There’s a plot, too, such as it is. “Clerks II” unfolds during Dante’s final day on the job before heading to Florida with his fiancee, the perky, blonde, controlling Emma (Jennifer Schwalbach, Smith’s real-life wife). Randal, who loves Dante in a totally hetero way, doubts that his best friend is truly happy with this woman; at the same time, Becky also hopes he’ll stay for her own secret reasons.

As Dante’s confusion mounts, “Clerks II” builds toward its thunderous climax. And unfortunately, we mean that literally. Smith leaps brazenly into the abyss when he has Randal throw a going-away party for Dante at the restaurant, complete with ... um ... how to phrase this? There’s a donkey, a stage, disco lights and a smoke machine. It goes too far for too long and Smith just does not know when to rein it in (if you’ll pardon the pun). Or maybe he just doesn’t care.

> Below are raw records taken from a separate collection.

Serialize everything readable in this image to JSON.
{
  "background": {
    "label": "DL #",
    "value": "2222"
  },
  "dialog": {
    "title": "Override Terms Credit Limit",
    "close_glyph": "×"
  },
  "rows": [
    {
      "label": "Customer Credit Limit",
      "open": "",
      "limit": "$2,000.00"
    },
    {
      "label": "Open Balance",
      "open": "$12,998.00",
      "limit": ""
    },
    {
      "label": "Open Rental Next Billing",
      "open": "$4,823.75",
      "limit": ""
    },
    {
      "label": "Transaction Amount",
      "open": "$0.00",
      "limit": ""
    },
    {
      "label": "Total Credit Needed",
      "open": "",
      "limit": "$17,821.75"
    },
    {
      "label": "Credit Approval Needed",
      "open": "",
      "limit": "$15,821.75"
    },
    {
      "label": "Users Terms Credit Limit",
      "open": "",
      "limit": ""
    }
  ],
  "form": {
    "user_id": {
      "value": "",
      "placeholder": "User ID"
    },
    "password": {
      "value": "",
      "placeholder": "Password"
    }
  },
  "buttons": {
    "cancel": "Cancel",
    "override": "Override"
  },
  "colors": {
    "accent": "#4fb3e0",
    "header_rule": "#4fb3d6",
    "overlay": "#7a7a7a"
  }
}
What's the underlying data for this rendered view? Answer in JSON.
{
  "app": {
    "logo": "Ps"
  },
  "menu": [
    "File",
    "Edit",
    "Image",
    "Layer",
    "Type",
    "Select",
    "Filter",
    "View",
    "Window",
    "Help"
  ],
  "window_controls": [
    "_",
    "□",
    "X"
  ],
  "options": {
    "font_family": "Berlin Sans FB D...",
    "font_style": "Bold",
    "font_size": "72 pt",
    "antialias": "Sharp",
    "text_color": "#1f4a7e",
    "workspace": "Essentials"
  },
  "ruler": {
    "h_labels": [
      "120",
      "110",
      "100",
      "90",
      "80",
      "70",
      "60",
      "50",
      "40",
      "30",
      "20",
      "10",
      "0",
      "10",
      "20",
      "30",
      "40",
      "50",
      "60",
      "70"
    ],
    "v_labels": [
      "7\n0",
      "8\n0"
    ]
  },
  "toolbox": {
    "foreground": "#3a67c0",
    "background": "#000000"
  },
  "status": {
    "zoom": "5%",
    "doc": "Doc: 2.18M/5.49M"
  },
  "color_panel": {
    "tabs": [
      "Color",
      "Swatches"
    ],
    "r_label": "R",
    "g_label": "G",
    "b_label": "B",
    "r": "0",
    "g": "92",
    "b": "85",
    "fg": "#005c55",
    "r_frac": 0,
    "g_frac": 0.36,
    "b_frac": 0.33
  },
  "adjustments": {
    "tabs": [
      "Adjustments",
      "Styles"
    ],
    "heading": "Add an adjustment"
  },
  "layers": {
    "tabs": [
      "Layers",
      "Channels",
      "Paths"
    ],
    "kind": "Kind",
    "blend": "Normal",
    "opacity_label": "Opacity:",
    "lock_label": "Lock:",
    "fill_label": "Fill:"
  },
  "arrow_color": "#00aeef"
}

Smith won’t win any new converts with “Clerks II,” but he’ll satisfy the devoted core audience. And for passing fans who longed for his low-budget roots, he’ll remind you of what you stopped in for in the first place.